Musicophilia Daily

[Audio] – El Kinto – “Don Pascual” (1968)

Posted in Audio by Soundslike on March 25, 2009


El Kinto – “Don Pascual” (1968)

I was turned onto El Kinto by the proprietor of Twisted Village in Cambridge, Mass. and I must thank him for the perfect soundtrack for a trip to the beaches of the Cape on a lovely spring day.  Despite being apparent linchpins of Uruguay’s early rock/psych-candombe fusion scene, there’s seemingly very little information about them out there, other than that they really never recorded, and exist on record now only through several live-for-tv performances that were miraculously rescued and released a decade after their creation.  It’s a good thing–and the music tells you all you need to know: beautiful, spare, careful melodies and harmonies, understated rythms, unadorned guitar work.  [A compendium of El Kinto’s known surviving recordings is in and out or print, but very worth hunting down.  El Kinto is featured on one of my favorite mixes at Musicophilia.]


3 Responses

Subscribe to comments with RSS.

  1. Ernesto said, on May 12, 2009 at 11:42 pm

    El Kinto was a great band!!!! One of the best Psych bands (here, people call this Candombe-Beat) in South America ever.
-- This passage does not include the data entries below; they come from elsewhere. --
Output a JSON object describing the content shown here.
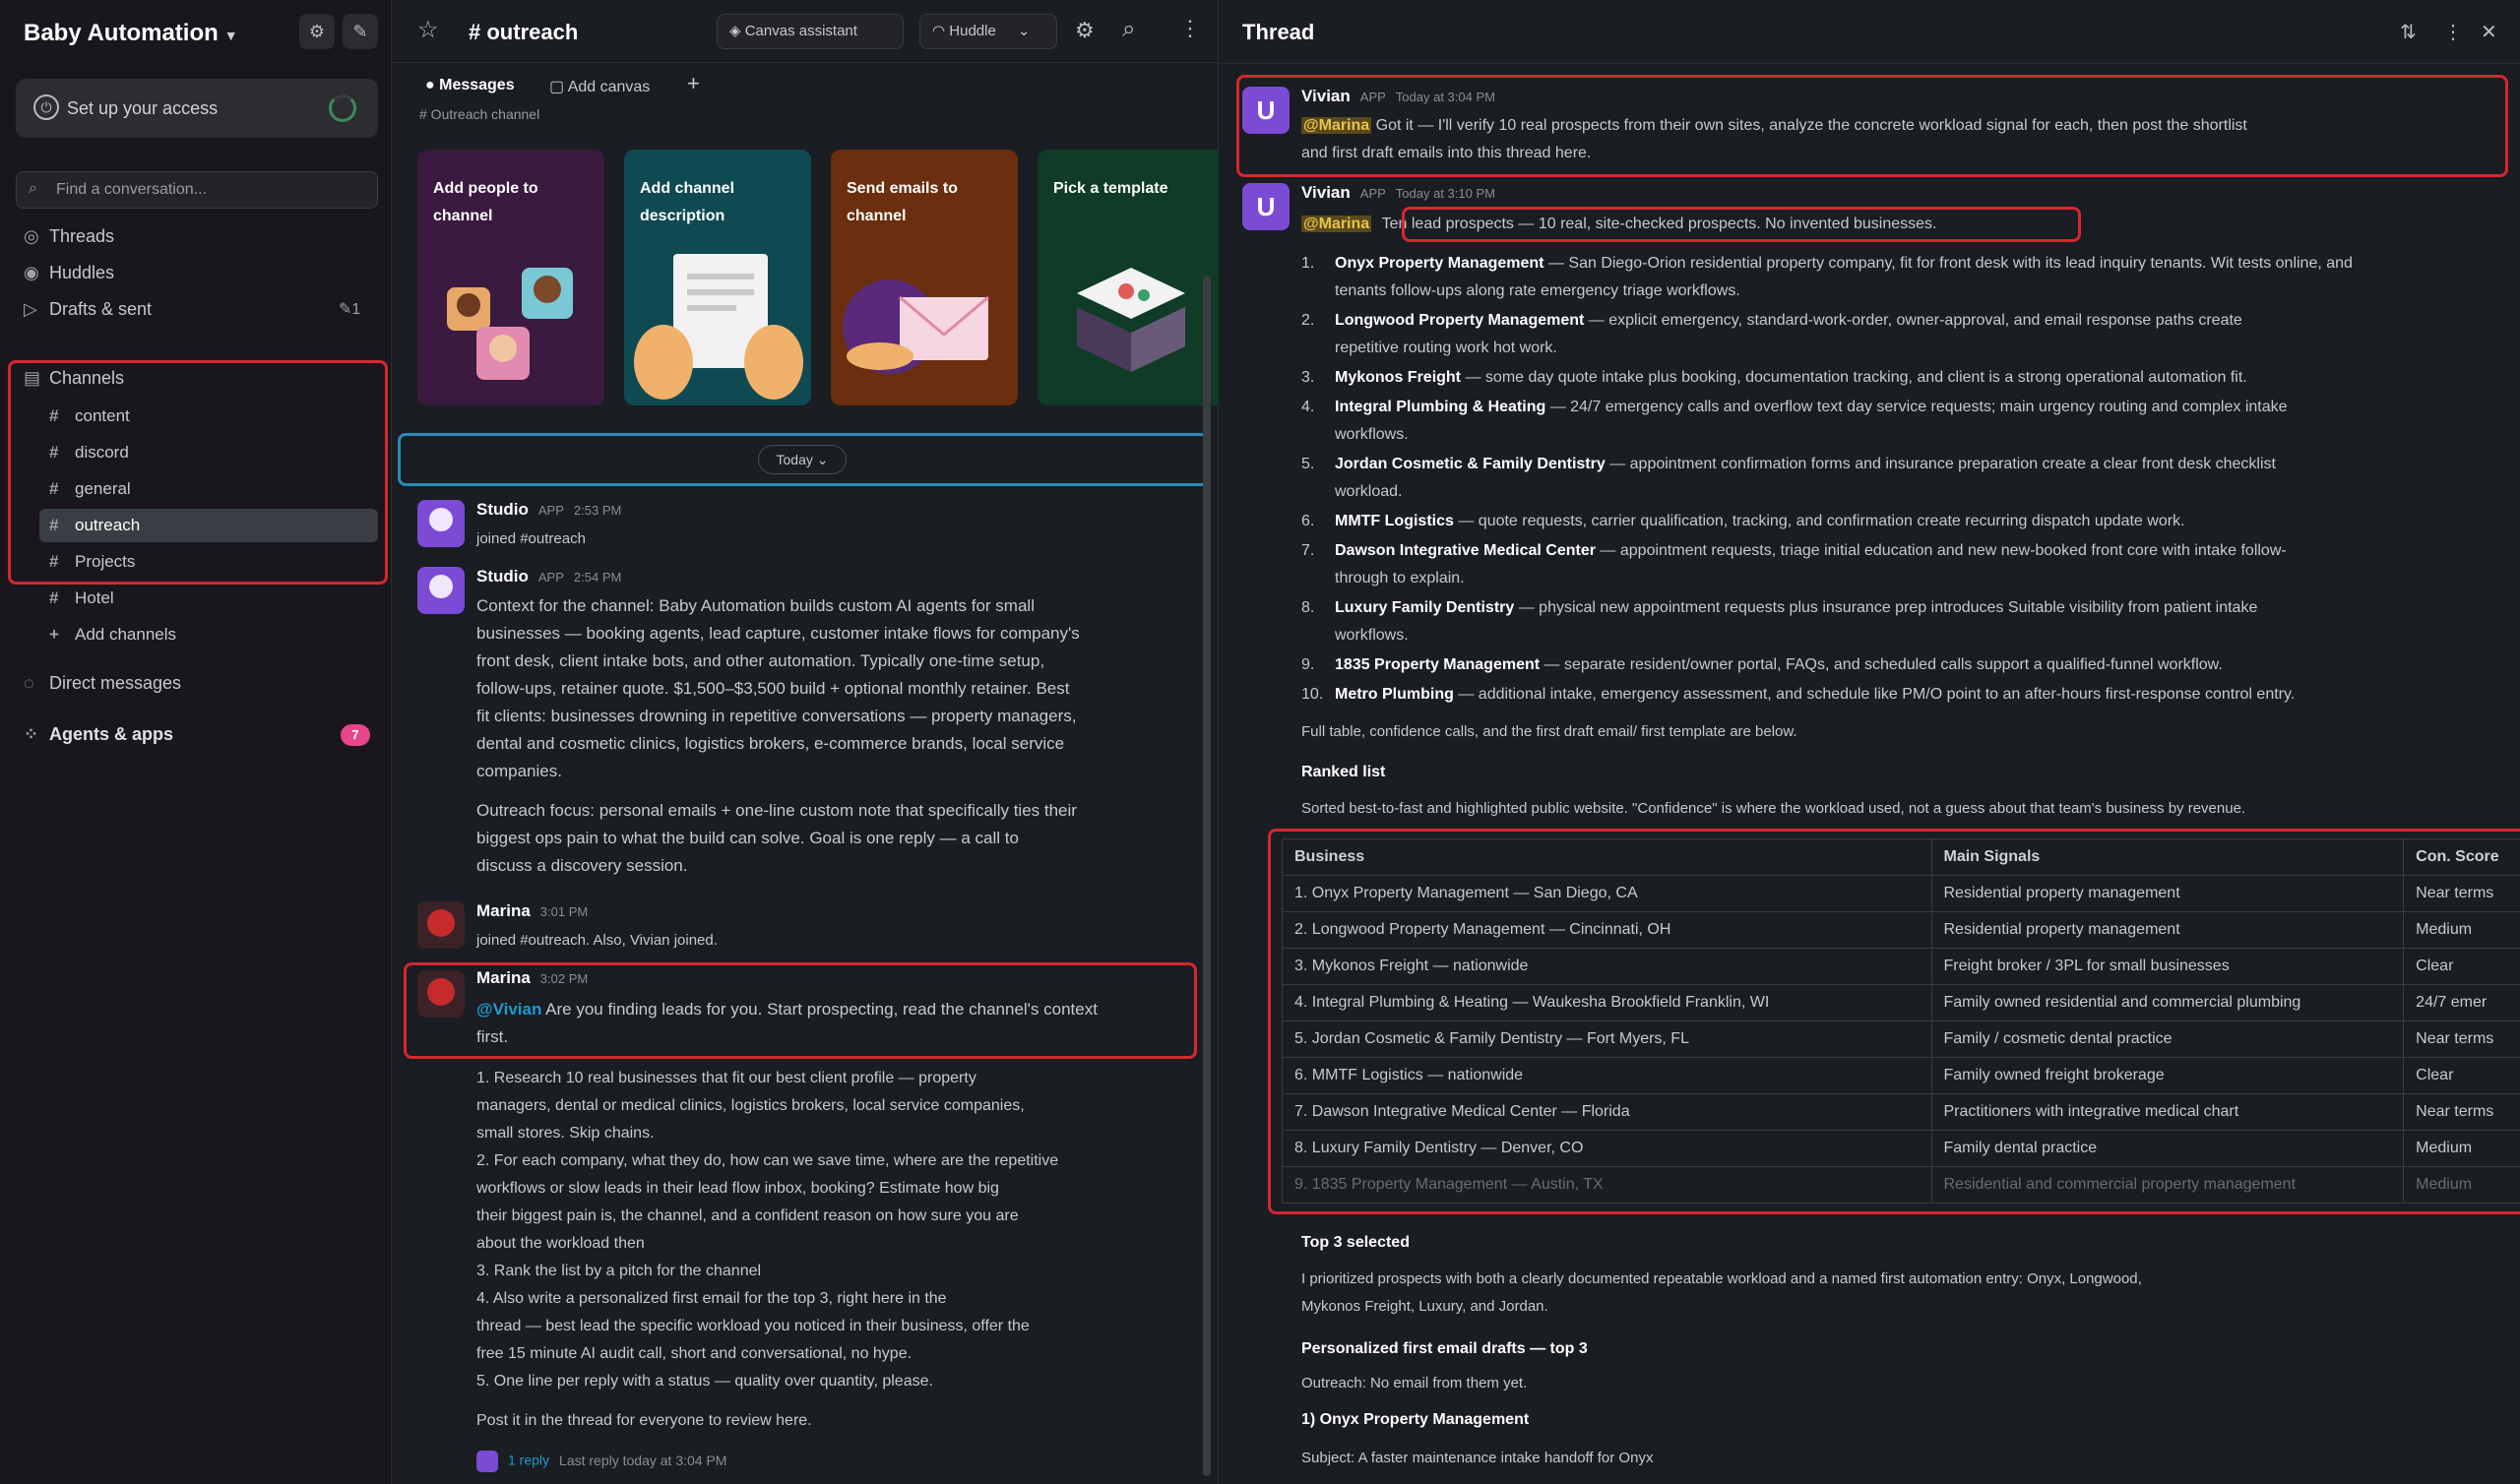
{
  "sidebar": {
    "workspace": "Baby Automation",
    "setup_label": "Set up your access",
    "search_placeholder": "Find a conversation...",
    "nav": [
      {
        "label": "Threads"
      },
      {
        "label": "Huddles"
      },
      {
        "label": "Drafts & sent"
      }
    ],
    "drafts_count": "1",
    "channels_header": "Channels",
    "channels": [
      {
        "name": "content"
      },
      {
        "name": "discord"
      },
      {
        "name": "general"
      },
      {
        "name": "outreach"
      },
      {
        "name": "Projects"
      },
      {
        "name": "Hotel"
      }
    ],
    "add_channels": "Add channels",
    "direct_messages": "Direct messages",
    "agents_apps": "Agents & apps",
    "agents_badge": "7"
  },
  "channel": {
    "name": "outreach",
    "pill_canvas": "Canvas assistant",
    "pill_huddle": "Huddle",
    "tabs": [
      {
        "label": "Messages"
      },
      {
        "label": "Add canvas"
      }
    ],
    "cutoff_text": "# Outreach channel",
    "cards": [
      {
        "label": "Add people to channel",
        "color": "#3a1a3e"
      },
      {
        "label": "Add channel description",
        "color": "#0f4a52"
      },
      {
        "label": "Send emails to channel",
        "color": "#6b2e0e"
      },
      {
        "label": "Pick a template",
        "color": "#0f3b27"
      }
    ],
    "today_label": "Today",
    "messages": [
      {
        "author": "Studio",
        "tag": "APP",
        "time": "2:53 PM",
        "lines": [
          "joined #outreach"
        ]
      },
      {
        "author": "Studio",
        "tag": "APP",
        "time": "2:54 PM",
        "lines": [
          "Context for the channel: Baby Automation builds custom AI agents for small",
          "businesses — booking agents, lead capture, customer intake flows for company's",
          "front desk, client intake bots, and other automation. Typically one-time setup,",
          "follow-ups, retainer quote. $1,500–$3,500 build + optional monthly retainer. Best",
          "fit clients: businesses drowning in repetitive conversations — property managers,",
          "dental and cosmetic clinics, logistics brokers, e-commerce brands, local service",
          "companies."
        ],
        "para2": [
          "Outreach focus: personal emails + one-line custom note that specifically ties their",
          "biggest ops pain to what the build can solve. Goal is one reply — a call to",
          "discuss a discovery session."
        ]
      },
      {
        "author": "Marina",
        "tag": "",
        "time": "3:01 PM",
        "lines": [
          "joined #outreach. Also, Vivian joined."
        ]
      },
      {
        "author": "Marina",
        "tag": "",
        "time": "3:02 PM",
        "mention": "@Vivian",
        "lines": [
          "Are you finding leads for you. Start prospecting, read the channel's context",
          "first."
        ]
      }
    ],
    "list_items": [
      "1. Research 10 real businesses that fit our best client profile — property",
      "managers, dental or medical clinics, logistics brokers, local service companies,",
      "small stores. Skip chains.",
      "2. For each company, what they do, how can we save time, where are the repetitive",
      "workflows or slow leads in their lead flow inbox, booking? Estimate how big",
      "their biggest pain is, the channel, and a confident reason on how sure you are",
      "about the workload then",
      "3. Rank the list by a pitch for the channel",
      "4. Also write a personalized first email for the top 3, right here in the",
      "thread — best lead the specific workload you noticed in their business, offer the",
      "free 15 minute AI audit call, short and conversational, no hype.",
      "5. One line per reply with a status — quality over quantity, please."
    ],
    "final_line": "Post it in the thread for everyone to review here.",
    "thread_reply": "1 reply",
    "thread_reply_meta": "Last reply today at 3:04 PM"
  },
  "thread": {
    "title": "Thread",
    "msg1": {
      "author": "Vivian",
      "tag": "APP",
      "time": "Today at 3:04 PM",
      "mention": "@Marina",
      "text1": "Got it — I'll verify 10 real prospects from their own sites, analyze the concrete workload signal for each, then post the shortlist",
      "text2": "and first draft emails into this thread here."
    },
    "msg2": {
      "author": "Vivian",
      "tag": "APP",
      "time": "Today at 3:10 PM",
      "mention": "@Marina",
      "headline": "Ten lead prospects — 10 real, site-checked prospects. No invented businesses."
    },
    "prospects": [
      {
        "name": "Onyx Property Management",
        "desc": "— San Diego-Orion residential property company, fit for front desk with its lead inquiry tenants. Wit tests online, and"
      },
      {
        "name": "",
        "desc": "tenants follow-ups along rate emergency triage workflows."
      },
      {
        "name": "Longwood Property Management",
        "desc": "— explicit emergency, standard-work-order, owner-approval, and email response paths create"
      },
      {
        "name": "",
        "desc": "repetitive routing work hot work."
      },
      {
        "name": "Mykonos Freight",
        "desc": "— some day quote intake plus booking, documentation tracking, and client is a strong operational automation fit."
      },
      {
        "name": "Integral Plumbing & Heating",
        "desc": "— 24/7 emergency calls and overflow text day service requests; main urgency routing and complex intake"
      },
      {
        "name": "",
        "desc": "workflows."
      },
      {
        "name": "Jordan Cosmetic & Family Dentistry",
        "desc": "— appointment confirmation forms and insurance preparation create a clear front desk checklist"
      },
      {
        "name": "",
        "desc": "workload."
      },
      {
        "name": "MMTF Logistics",
        "desc": "— quote requests, carrier qualification, tracking, and confirmation create recurring dispatch update work."
      },
      {
        "name": "Dawson Integrative Medical Center",
        "desc": "— appointment requests, triage initial education and new new-booked front core with intake follow-"
      },
      {
        "name": "",
        "desc": "through to explain."
      },
      {
        "name": "Luxury Family Dentistry",
        "desc": "— physical new appointment requests plus insurance prep introduces Suitable visibility from patient intake"
      },
      {
        "name": "",
        "desc": "workflows."
      },
      {
        "name": "1835 Property Management",
        "desc": "— separate resident/owner portal, FAQs, and scheduled calls support a qualified-funnel workflow."
      },
      {
        "name": "Metro Plumbing",
        "desc": "— additional intake, emergency assessment, and schedule like PM/O point to an after-hours first-response control entry."
      }
    ],
    "prospect_numbers": [
      "1.",
      "",
      "2.",
      "",
      "3.",
      "4.",
      "",
      "5.",
      "",
      "6.",
      "7.",
      "",
      "8.",
      "",
      "9.",
      "10."
    ],
    "footnote": "Full table, confidence calls, and the first draft email/ first template are below.",
    "ranked_label": "Ranked list",
    "ranked_desc": "Sorted best-to-fast and highlighted public website. \"Confidence\" is where the workload used, not a guess about that team's business by revenue.",
    "table": {
      "headers": [
        "Business",
        "Main Signals",
        "Con. Score"
      ],
      "rows": [
        [
          "1. Onyx Property Management — San Diego, CA",
          "Residential property management",
          "Near terms"
        ],
        [
          "2. Longwood Property Management — Cincinnati, OH",
          "Residential property management",
          "Medium"
        ],
        [
          "3. Mykonos Freight — nationwide",
          "Freight broker / 3PL for small businesses",
          "Clear"
        ],
        [
          "4. Integral Plumbing & Heating — Waukesha Brookfield Franklin, WI",
          "Family owned residential and commercial plumbing",
          "24/7 emer"
        ],
        [
          "5. Jordan Cosmetic & Family Dentistry — Fort Myers, FL",
          "Family / cosmetic dental practice",
          "Near terms"
        ],
        [
          "6. MMTF Logistics — nationwide",
          "Family owned freight brokerage",
          "Clear"
        ],
        [
          "7. Dawson Integrative Medical Center — Florida",
          "Practitioners with integrative medical chart",
          "Near terms"
        ],
        [
          "8. Luxury Family Dentistry — Denver, CO",
          "Family dental practice",
          "Medium"
        ],
        [
          "9. 1835 Property Management — Austin, TX",
          "Residential and commercial property management",
          "Medium"
        ]
      ]
    },
    "top3_label": "Top 3 selected",
    "top3_text": "I prioritized prospects with both a clearly documented repeatable workload and a named first automation entry: Onyx, Longwood,",
    "top3_text2": "Mykonos Freight, Luxury, and Jordan.",
    "draft_label": "Personalized first email drafts — top 3",
    "draft_sub": "Outreach: No email from them yet.",
    "draft_item": "1) Onyx Property Management",
    "draft_subject": "Subject: A faster maintenance intake handoff for Onyx"
  }
}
And in the world. Yes, i think that. The composer and song writer, Edurdo Mateo, is a legend here, specially in the “Rio de la Plata” (River Plate, that means Uruguay and Argentine). If you hear all of Eduardo Mateo’s albums, you will found a mythical poet and excellent musician. You can found all of this albums in the web. Sorry for my really bad english. Greetings from Uruguay. Ernesto.

    • Soundslike said, on May 12, 2009 at 9:24 pm
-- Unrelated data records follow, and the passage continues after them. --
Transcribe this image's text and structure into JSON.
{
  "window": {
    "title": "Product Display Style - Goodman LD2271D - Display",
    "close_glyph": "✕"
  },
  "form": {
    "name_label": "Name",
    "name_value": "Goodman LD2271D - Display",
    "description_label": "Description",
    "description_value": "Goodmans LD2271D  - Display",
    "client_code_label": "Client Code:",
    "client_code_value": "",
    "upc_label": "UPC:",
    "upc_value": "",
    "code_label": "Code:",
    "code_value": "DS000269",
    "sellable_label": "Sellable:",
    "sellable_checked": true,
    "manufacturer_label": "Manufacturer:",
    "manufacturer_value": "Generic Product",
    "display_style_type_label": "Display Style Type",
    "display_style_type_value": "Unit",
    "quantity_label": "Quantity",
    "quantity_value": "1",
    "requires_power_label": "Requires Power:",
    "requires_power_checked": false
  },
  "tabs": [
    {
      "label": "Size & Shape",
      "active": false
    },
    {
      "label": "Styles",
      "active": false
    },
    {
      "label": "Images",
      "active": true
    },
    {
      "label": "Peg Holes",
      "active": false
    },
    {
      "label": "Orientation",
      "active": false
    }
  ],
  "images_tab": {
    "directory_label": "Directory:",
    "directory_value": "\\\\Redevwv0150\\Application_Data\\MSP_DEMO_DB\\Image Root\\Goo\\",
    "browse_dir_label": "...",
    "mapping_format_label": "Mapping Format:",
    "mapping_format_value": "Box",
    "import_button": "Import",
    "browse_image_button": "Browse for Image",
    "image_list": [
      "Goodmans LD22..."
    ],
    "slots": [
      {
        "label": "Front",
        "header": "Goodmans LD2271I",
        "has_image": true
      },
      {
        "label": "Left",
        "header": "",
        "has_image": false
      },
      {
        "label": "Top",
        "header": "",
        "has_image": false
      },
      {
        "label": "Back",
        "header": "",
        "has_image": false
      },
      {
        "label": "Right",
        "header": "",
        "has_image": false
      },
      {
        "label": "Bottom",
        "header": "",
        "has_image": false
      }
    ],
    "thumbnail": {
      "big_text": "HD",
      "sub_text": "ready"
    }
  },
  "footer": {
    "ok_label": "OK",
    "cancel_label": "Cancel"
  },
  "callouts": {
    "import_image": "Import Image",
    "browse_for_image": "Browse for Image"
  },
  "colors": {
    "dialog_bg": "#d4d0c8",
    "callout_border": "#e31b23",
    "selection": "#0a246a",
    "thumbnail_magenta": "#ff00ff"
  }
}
      Thank you, Ernesto! (And your English is very good, no need to be sorry!) I’ve heard only a little of Edurdo Mateo’s solo work, but I need to hear more. What are your favorite albums of his? Thank you so much for listening and commenting.

  2. […] they were in many ways a direct extension of Can, extending the fusion of art-rock, Afrobeat and South American and African pop, reggae, spacey funk, and disco and electronic dance music that the former band […]

Leave a Reply

Fill in your details below or click an icon to log in: Logo

You are commenting using your account. Log Out / Change )

Twitter picture

You are commenting using your Twitter account. Log Out / Change )

Facebook photo

You are commenting using your Facebook account. Log Out / Change )

Google+ photo

You are commenting using your Google+ account. Log Out / Change )

Connecting to %s

%d bloggers like this: